>>
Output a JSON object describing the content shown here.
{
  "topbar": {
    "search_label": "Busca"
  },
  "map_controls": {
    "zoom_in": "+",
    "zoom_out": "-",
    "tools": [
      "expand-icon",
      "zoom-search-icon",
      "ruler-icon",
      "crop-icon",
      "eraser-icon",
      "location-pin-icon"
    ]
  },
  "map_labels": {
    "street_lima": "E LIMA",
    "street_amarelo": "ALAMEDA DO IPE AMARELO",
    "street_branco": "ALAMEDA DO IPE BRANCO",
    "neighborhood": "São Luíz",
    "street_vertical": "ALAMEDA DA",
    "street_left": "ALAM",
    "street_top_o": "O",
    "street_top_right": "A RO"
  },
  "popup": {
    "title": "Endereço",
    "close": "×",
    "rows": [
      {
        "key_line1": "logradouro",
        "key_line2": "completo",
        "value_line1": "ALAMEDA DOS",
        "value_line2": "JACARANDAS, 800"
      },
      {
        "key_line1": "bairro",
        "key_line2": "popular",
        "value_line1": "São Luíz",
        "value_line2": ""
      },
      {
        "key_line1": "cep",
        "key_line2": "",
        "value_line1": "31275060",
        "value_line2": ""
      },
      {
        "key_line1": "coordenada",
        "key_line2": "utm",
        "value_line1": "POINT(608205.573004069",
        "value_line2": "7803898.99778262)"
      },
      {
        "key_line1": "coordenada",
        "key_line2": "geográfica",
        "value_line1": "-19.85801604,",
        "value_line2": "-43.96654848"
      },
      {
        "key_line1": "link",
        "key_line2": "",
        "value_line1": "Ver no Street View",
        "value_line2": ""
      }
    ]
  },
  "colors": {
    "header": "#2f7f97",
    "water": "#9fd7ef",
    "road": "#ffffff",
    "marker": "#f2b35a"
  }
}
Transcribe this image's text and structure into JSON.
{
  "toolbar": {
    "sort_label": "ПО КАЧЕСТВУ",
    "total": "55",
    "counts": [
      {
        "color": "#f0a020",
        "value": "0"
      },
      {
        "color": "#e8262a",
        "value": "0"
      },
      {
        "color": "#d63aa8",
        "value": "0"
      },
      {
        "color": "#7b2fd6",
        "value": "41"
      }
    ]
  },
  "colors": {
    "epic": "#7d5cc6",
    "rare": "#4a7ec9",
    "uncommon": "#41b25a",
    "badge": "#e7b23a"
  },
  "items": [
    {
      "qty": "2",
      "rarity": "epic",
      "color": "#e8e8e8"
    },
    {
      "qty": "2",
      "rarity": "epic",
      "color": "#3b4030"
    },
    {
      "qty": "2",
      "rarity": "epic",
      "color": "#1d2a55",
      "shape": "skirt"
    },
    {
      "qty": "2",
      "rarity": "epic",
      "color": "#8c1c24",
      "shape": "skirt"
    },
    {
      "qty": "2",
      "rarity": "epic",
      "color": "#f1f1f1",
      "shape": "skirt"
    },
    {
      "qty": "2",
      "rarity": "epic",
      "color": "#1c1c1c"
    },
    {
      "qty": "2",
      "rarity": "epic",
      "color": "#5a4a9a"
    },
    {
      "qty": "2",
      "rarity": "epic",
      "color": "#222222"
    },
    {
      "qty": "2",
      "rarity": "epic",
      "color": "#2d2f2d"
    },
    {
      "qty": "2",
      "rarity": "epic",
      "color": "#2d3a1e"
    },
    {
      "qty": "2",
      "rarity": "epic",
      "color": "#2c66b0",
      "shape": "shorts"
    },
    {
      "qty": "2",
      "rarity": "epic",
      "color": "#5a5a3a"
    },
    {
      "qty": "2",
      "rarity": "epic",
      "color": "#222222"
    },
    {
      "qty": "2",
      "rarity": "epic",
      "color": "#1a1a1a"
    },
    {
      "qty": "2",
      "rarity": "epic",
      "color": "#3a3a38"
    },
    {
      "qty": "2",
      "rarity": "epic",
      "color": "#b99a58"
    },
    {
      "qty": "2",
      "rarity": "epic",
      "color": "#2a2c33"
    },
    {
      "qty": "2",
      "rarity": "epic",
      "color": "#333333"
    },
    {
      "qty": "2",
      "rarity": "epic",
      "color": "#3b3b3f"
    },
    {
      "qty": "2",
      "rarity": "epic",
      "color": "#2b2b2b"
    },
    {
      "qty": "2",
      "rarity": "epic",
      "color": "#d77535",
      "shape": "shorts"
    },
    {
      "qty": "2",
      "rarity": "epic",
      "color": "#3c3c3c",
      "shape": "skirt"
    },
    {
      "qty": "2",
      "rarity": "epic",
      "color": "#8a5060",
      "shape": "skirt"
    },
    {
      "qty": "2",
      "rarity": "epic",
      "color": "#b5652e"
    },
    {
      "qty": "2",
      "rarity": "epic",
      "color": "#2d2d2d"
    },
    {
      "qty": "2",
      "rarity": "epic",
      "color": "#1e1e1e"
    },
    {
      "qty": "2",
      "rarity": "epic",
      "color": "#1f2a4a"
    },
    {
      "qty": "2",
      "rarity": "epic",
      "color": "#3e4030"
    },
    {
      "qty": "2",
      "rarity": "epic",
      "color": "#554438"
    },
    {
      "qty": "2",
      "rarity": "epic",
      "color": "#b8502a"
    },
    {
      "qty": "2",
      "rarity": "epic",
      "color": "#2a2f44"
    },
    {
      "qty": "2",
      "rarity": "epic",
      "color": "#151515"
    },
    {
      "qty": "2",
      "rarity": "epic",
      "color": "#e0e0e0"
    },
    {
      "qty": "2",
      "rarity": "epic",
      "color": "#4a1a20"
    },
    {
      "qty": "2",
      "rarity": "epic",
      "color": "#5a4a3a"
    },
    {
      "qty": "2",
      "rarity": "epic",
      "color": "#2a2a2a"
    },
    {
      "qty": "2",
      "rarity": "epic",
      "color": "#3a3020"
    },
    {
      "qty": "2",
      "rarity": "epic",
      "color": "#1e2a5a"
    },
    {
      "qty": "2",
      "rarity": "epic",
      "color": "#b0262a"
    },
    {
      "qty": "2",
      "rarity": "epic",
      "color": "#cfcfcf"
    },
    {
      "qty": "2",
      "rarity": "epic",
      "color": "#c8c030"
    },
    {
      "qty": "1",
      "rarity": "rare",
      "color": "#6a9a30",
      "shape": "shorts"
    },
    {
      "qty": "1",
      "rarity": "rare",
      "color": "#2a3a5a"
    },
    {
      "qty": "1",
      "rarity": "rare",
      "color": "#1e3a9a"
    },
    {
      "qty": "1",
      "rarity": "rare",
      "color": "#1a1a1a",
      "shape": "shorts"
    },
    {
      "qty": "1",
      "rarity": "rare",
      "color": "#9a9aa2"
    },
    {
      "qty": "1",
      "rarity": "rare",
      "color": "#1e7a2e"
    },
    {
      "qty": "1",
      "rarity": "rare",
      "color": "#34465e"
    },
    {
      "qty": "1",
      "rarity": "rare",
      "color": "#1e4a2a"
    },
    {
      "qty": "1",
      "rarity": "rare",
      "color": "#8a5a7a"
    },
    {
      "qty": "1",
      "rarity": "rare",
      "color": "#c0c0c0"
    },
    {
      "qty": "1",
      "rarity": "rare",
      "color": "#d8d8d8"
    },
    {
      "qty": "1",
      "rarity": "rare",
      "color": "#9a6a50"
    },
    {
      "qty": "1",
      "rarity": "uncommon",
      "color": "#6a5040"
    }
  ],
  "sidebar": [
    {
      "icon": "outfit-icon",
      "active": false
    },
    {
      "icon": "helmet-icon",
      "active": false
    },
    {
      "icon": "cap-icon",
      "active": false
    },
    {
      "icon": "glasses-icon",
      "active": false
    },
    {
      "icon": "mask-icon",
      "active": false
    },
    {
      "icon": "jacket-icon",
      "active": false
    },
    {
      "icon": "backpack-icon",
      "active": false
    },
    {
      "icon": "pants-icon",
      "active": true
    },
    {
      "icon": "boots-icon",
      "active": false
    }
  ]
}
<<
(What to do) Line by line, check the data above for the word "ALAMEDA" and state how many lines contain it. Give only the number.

(Result) 4